Something a bit different today.

I really loved Dean Friedman’s Well, Well Said The Rocking Chair album as a kid.  Particularly the title track and Shopping Bag Ladies – but this one was my favourite.  A couple of years ago, Friedman ran a competition on his website for the best YouTube video to one of his songs – and this was the winner.  I think it’s really sweet.  Its victory is, I am sure, completely unrelated to the fact that it features his daughter Hannah!

Friedman continues to write and perform and has produced albums of children’s songs, composed film themes and, in 1985, apparently wrote “a seminal work on the newly emerging synthesizer industry called Complete Guide to Synthesizers, Sequencers, and Drum Machines."

Well, well...


Aside from his 1957 debut, Blue and Sentimental, Matt Monro Sings Hoagy Carmichael is the singer’s only album comprised entirely of standards.  The match between Terence Edward Parsons from Shoreditch and Indiana’s favourite musical son might seem an odd one but it works supremely well - and demonstrates how Monro had so completely absorbed the style of the American popular music he loved.

He did it so well that, during his lifetime at least, he was sometimes dismissed as a Sinatra-clone – perhaps in part because of a passing resemblance in vocal timbre.  In fact, his style owes as much to the relaxed phrasing of Nat King Cole as it does to Sinatra and, arguably, he was more at home with 60s and 70s pop than the Chairman.  One can’t imagine Sinatra (or Cole) improving on his reading of We’re Gonna Change The World – which might explain why only Gary Wilmot has been foolish (or brave) enough to cover it.

Memphis in June (lyrics by Paul Francis Webster) has seen a bit more action but still remains one of Howard Hoagland’s less familiar melodies.  Julie London, Irene Kral and our very own Liane Carroll have all done cracking versions – and it received a nice little boost as the highlight of Annie Lennox’s Nostalgia album – but Monro’s urbane reading (arrangement, Johnnie Spence) offers as good a vocal embodiment of Carmichael and Webster’s ‘shady veranda under a Sunday blue sky’ as you will hear.  You can almost smell the oleanders...


For a long time I didn’t really get Dinah Shore.  So many of the recordings from her heyday were just too straight, too cool – that’s cool as in detached not ‘cool’ as in Chris Connor or Anita O’Day.

By the late 50s her hit-making years were behind her but she was a big TV star.  Perhaps on the back of that, she was signed by Capitol.  None of her recordings with them were particular commercial successes but they are easily the musical high point of her career.  She recorded two LPs with Andre Previn (one of duets with his piano the other of lushly orchestrated ballads) and another with Red Norvo.

The best of the bunch is probably Dinah, Yes Indeed!  She lucked out and got Nelson Riddle as her arranger – and some great songs.
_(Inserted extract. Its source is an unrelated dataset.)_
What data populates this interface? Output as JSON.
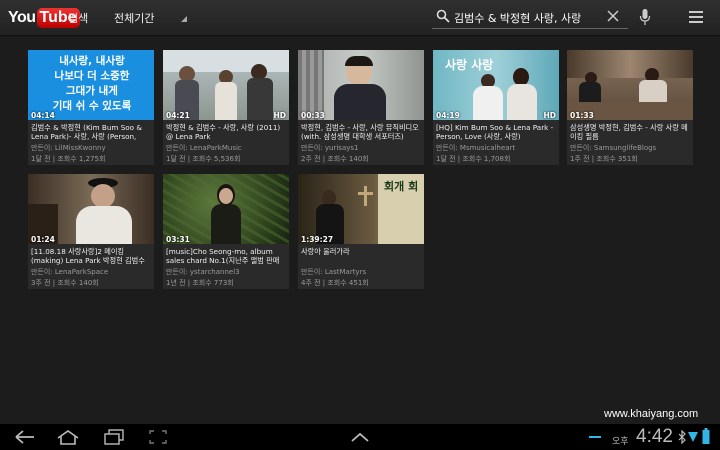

There’s a bonkers arrangement of Falling In Love With Love when Nelson pulls out the same bongos he utilised for Garland on Come Rain Or Come Shine (and would subsequently deploy for Rosie Clooney on April in Paris) – and he even goes all Pete Rugolo with some surprising tempo changes which let Dinah show off her chops.

But there are also some lovely, straightforward ballad readings including this one of possibly the Gershwins’ finest moment.  A bit like Clooney after all those years of Mitch Miller novelty numbers, Dinah seems thrilled to be given something to get her teeth into and goes for it – without sacrificing an iota of the poise for which she was always know.